*Action item*. Please copy each line from the entries that contains the string "screenshot".

*Data about app and page elements*.
=== Begin Enclosure ===
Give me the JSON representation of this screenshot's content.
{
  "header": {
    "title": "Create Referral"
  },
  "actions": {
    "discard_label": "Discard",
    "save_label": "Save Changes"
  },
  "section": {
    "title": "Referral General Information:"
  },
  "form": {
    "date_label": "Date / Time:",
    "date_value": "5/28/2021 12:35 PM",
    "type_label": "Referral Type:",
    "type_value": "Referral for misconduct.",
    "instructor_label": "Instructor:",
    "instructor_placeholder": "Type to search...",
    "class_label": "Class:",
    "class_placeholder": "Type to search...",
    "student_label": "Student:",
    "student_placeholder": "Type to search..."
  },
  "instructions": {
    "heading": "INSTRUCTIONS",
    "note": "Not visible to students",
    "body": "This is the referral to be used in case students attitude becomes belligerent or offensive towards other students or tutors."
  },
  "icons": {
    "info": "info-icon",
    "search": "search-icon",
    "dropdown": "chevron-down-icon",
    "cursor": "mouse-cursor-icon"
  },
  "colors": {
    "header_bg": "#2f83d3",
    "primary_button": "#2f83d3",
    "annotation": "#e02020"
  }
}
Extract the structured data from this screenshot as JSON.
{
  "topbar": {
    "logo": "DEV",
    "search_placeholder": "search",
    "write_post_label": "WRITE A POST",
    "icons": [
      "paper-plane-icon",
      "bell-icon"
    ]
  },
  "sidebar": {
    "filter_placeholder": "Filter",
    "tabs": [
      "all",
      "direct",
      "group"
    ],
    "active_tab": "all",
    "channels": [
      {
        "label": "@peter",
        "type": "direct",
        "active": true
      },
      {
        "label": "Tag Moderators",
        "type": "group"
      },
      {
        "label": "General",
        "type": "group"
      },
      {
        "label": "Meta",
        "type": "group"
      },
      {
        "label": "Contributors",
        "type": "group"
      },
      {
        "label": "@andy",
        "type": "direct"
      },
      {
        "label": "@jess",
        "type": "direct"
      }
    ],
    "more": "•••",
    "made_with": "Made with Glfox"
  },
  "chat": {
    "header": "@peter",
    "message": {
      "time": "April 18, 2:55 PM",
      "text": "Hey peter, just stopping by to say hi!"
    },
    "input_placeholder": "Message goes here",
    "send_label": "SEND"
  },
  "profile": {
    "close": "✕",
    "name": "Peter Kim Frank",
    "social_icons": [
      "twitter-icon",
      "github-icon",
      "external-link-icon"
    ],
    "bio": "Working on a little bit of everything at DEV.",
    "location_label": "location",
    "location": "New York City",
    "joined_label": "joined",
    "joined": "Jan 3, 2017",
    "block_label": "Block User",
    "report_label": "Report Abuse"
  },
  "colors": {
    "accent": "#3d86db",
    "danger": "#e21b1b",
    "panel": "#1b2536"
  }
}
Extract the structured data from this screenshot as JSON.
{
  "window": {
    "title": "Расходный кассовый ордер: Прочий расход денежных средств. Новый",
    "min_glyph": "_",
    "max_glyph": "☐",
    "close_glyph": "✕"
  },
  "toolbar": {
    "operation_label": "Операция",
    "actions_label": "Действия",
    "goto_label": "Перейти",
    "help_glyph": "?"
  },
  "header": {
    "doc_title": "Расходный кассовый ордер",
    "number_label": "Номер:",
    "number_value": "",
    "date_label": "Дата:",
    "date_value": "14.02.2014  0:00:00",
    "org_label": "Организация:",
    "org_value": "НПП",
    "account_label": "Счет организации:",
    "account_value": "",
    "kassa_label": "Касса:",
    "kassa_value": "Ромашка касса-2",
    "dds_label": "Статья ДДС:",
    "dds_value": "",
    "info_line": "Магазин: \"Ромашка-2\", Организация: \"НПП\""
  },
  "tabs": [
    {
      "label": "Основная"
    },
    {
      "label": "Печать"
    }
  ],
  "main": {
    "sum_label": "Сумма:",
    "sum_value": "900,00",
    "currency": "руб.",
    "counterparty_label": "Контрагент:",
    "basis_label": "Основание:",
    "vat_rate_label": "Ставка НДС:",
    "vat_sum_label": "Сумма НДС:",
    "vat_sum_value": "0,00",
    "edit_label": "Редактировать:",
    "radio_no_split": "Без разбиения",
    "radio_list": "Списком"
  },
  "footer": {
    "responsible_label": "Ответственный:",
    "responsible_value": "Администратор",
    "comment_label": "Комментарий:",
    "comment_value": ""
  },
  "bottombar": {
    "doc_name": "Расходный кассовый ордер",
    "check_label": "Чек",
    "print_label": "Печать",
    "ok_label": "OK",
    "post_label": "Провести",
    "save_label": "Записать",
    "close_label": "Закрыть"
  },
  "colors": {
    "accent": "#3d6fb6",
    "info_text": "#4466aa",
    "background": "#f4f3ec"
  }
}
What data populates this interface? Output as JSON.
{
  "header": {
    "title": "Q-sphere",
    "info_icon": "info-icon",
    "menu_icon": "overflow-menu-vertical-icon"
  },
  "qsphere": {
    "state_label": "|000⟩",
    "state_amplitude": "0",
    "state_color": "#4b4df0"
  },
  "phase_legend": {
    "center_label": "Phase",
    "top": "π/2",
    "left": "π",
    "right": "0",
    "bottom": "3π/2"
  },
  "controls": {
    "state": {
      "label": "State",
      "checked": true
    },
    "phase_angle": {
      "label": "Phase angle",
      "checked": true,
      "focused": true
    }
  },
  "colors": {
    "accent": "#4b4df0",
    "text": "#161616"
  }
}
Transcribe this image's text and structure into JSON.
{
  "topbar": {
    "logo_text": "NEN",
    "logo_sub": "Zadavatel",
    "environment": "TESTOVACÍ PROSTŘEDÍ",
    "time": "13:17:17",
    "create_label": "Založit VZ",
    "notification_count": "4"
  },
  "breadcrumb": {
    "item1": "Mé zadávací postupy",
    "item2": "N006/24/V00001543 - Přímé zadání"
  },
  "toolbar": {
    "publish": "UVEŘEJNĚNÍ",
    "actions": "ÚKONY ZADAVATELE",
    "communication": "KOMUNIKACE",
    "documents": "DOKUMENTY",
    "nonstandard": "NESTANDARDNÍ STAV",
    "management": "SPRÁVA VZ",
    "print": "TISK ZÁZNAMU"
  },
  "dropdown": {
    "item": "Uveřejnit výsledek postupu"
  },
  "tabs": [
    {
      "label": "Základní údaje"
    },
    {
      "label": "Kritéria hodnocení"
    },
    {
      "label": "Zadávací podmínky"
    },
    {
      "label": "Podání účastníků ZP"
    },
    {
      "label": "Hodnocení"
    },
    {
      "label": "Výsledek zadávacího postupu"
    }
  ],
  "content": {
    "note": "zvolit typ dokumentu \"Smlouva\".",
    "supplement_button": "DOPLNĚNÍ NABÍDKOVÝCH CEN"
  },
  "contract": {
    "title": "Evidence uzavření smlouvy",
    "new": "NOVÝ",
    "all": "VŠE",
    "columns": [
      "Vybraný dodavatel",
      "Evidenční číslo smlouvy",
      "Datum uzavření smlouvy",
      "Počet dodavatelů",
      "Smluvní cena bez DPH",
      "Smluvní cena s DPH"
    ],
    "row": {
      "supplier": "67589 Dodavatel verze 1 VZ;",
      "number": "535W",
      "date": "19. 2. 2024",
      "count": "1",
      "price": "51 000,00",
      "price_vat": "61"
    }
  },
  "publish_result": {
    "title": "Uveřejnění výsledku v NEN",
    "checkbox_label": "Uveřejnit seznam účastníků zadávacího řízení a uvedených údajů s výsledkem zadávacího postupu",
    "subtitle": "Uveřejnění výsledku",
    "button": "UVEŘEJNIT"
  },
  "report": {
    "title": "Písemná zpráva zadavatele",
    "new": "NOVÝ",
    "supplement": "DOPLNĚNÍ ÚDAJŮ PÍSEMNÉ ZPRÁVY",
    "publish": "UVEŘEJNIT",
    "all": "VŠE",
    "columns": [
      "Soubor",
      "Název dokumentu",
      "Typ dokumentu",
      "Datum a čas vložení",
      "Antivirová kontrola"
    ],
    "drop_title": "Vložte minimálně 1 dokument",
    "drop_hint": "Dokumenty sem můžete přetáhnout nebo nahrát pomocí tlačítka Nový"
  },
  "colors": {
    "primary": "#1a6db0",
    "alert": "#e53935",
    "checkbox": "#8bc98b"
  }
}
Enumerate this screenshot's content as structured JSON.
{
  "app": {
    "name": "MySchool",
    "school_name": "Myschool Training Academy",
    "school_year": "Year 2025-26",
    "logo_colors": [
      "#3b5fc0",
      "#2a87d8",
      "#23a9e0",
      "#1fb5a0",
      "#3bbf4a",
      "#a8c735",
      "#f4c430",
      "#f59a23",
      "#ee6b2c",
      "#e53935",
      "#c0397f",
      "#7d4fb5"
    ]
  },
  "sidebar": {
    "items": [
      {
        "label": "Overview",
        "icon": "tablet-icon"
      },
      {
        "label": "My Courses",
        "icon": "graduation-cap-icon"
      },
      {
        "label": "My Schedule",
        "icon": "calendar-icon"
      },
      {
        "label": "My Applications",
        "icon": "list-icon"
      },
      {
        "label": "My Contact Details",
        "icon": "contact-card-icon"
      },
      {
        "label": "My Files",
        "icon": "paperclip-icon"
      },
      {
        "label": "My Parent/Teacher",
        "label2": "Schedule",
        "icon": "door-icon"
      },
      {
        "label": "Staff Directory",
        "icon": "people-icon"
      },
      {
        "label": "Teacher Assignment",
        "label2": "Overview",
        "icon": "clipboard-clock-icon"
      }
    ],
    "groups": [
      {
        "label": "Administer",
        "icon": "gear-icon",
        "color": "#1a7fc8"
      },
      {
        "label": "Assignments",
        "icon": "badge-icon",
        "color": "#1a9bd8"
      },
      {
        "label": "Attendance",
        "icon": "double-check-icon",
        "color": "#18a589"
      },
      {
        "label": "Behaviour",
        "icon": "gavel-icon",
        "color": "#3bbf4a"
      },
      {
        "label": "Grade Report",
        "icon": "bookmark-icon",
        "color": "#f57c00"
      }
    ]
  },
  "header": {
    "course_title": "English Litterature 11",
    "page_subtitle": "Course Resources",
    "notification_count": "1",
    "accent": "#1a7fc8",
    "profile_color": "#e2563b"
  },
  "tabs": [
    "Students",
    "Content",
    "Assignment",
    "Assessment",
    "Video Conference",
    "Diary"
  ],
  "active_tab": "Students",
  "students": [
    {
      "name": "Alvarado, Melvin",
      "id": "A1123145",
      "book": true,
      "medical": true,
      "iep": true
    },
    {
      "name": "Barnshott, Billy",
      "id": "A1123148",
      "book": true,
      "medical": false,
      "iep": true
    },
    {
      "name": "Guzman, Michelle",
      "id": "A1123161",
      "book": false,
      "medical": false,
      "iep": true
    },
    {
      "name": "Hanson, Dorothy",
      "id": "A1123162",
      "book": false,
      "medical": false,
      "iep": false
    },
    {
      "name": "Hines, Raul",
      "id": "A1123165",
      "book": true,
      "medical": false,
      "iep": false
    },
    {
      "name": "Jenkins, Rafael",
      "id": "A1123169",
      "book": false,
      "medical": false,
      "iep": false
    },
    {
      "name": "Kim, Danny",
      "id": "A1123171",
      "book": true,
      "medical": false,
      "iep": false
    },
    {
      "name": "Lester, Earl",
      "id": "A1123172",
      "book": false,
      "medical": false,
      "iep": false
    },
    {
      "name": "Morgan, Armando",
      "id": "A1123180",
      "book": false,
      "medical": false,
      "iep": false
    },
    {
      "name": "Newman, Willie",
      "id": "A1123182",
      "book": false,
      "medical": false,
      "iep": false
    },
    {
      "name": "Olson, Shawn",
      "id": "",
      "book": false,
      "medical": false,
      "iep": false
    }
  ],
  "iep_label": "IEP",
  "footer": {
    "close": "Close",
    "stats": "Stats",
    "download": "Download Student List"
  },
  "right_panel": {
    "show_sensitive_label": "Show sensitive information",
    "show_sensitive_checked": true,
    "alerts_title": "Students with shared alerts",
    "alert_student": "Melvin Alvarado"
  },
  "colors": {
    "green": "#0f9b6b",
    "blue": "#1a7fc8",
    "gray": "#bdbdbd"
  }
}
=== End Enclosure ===
*Answer box*.
Give me the JSON representation of this screenshot's content.
Extract the structured data from this screenshot as JSON.
Extract the structured data from this screenshot as JSON.
Enumerate this screenshot's content as structured JSON.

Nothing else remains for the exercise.